[Page and application data records]
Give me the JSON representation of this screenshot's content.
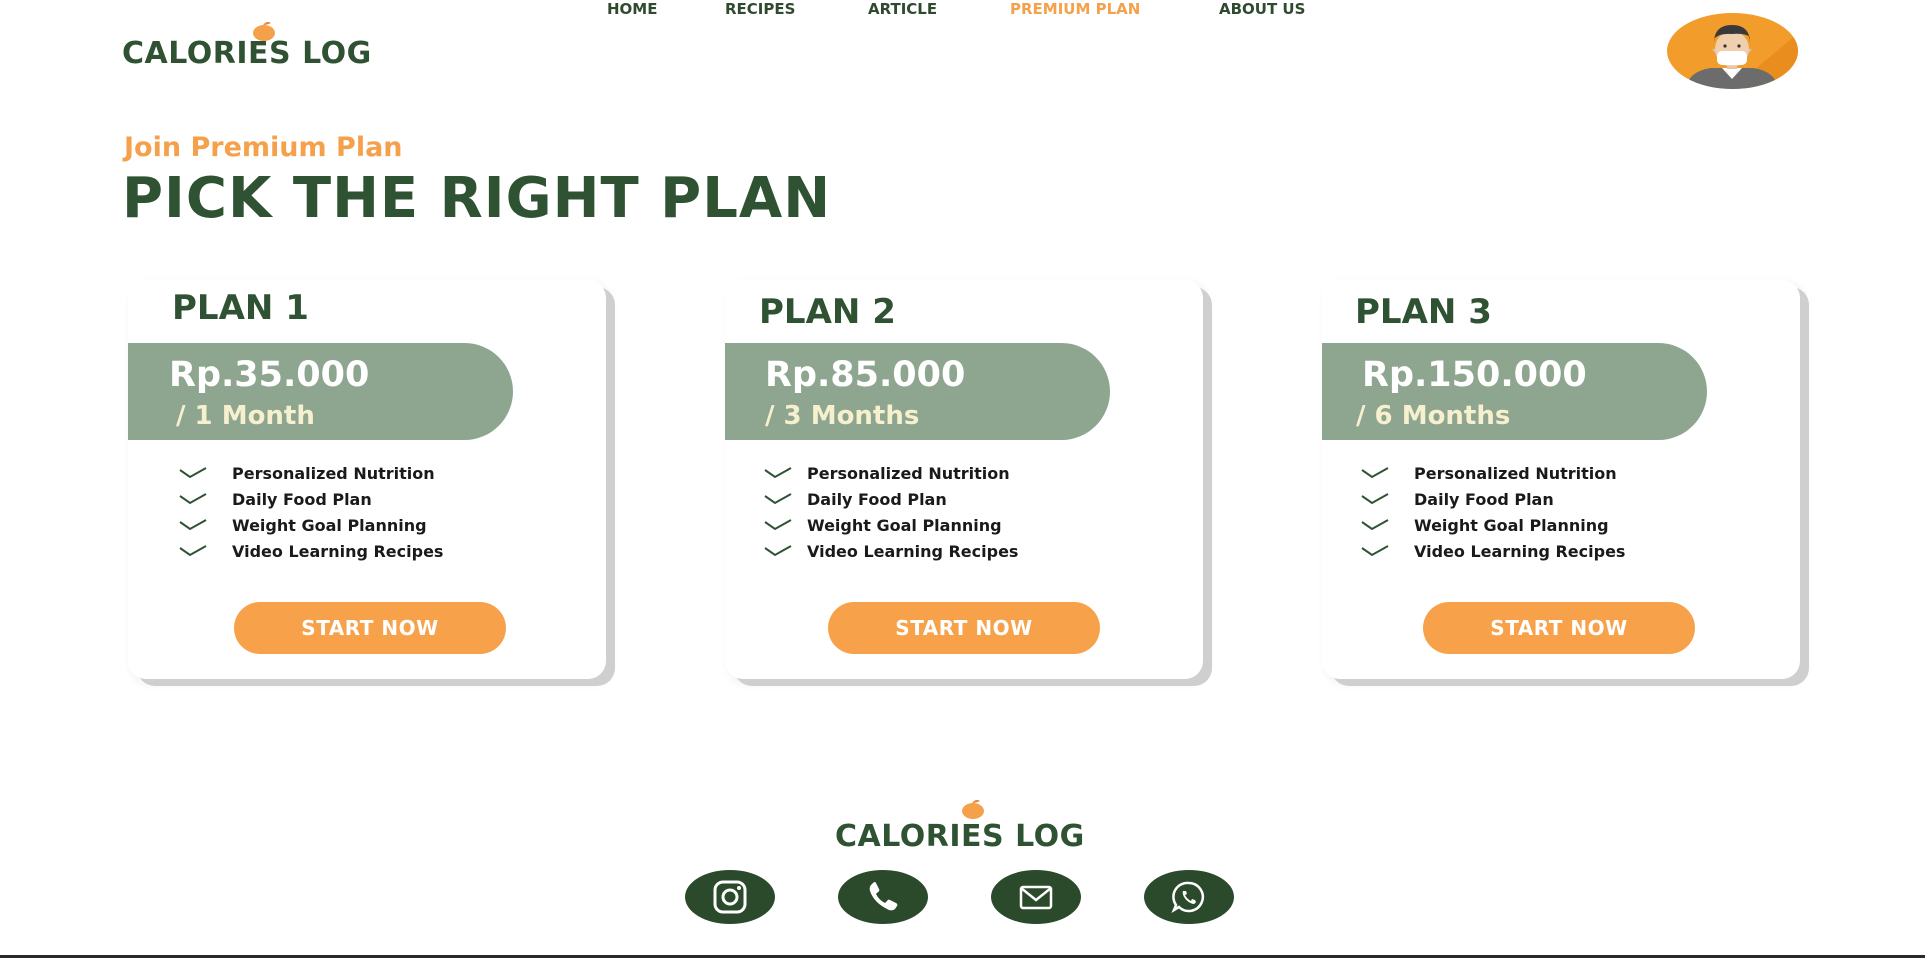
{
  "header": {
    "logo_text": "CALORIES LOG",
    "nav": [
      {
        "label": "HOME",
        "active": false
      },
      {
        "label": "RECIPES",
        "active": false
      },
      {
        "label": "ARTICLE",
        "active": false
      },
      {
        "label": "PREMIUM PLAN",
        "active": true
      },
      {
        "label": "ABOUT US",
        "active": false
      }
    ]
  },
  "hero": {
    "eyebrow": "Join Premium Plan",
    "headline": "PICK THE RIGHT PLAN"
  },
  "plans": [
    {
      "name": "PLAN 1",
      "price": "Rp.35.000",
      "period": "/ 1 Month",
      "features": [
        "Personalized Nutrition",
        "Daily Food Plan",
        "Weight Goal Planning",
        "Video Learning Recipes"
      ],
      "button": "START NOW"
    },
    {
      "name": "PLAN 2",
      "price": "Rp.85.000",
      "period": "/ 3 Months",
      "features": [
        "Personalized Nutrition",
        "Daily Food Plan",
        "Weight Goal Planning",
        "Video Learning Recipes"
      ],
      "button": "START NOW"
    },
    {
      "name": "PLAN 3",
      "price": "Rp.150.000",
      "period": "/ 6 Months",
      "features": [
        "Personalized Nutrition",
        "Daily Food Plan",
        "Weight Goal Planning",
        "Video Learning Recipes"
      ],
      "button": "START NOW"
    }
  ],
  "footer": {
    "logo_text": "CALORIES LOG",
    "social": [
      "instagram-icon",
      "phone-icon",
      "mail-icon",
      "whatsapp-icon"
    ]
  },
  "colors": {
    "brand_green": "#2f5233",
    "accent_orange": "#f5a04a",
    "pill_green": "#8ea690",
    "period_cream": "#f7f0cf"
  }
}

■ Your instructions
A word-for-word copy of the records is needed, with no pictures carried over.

■ Task output
Give me the JSON representation of this screenshot's content.
{
  "header": {
    "logo_text": "CALORIES LOG",
    "nav": [
      {
        "label": "HOME",
        "active": false
      },
      {
        "label": "RECIPES",
        "active": false
      },
      {
        "label": "ARTICLE",
        "active": false
      },
      {
        "label": "PREMIUM PLAN",
        "active": true
      },
      {
        "label": "ABOUT US",
        "active": false
      }
    ]
  },
  "hero": {
    "eyebrow": "Join Premium Plan",
    "headline": "PICK THE RIGHT PLAN"
  },
  "plans": [
    {
      "name": "PLAN 1",
      "price": "Rp.35.000",
      "period": "/ 1 Month",
      "features": [
        "Personalized Nutrition",
        "Daily Food Plan",
        "Weight Goal Planning",
        "Video Learning Recipes"
      ],
      "button": "START NOW"
    },
    {
      "name": "PLAN 2",
      "price": "Rp.85.000",
      "period": "/ 3 Months",
      "features": [
        "Personalized Nutrition",
        "Daily Food Plan",
        "Weight Goal Planning",
        "Video Learning Recipes"
      ],
      "button": "START NOW"
    },
    {
      "name": "PLAN 3",
      "price": "Rp.150.000",
      "period": "/ 6 Months",
      "features": [
        "Personalized Nutrition",
        "Daily Food Plan",
        "Weight Goal Planning",
        "Video Learning Recipes"
      ],
      "button": "START NOW"
    }
  ],
  "footer": {
    "logo_text": "CALORIES LOG",
    "social": [
      "instagram-icon",
      "phone-icon",
      "mail-icon",
      "whatsapp-icon"
    ]
  },
  "colors": {
    "brand_green": "#2f5233",
    "accent_orange": "#f5a04a",
    "pill_green": "#8ea690",
    "period_cream": "#f7f0cf"
  }
}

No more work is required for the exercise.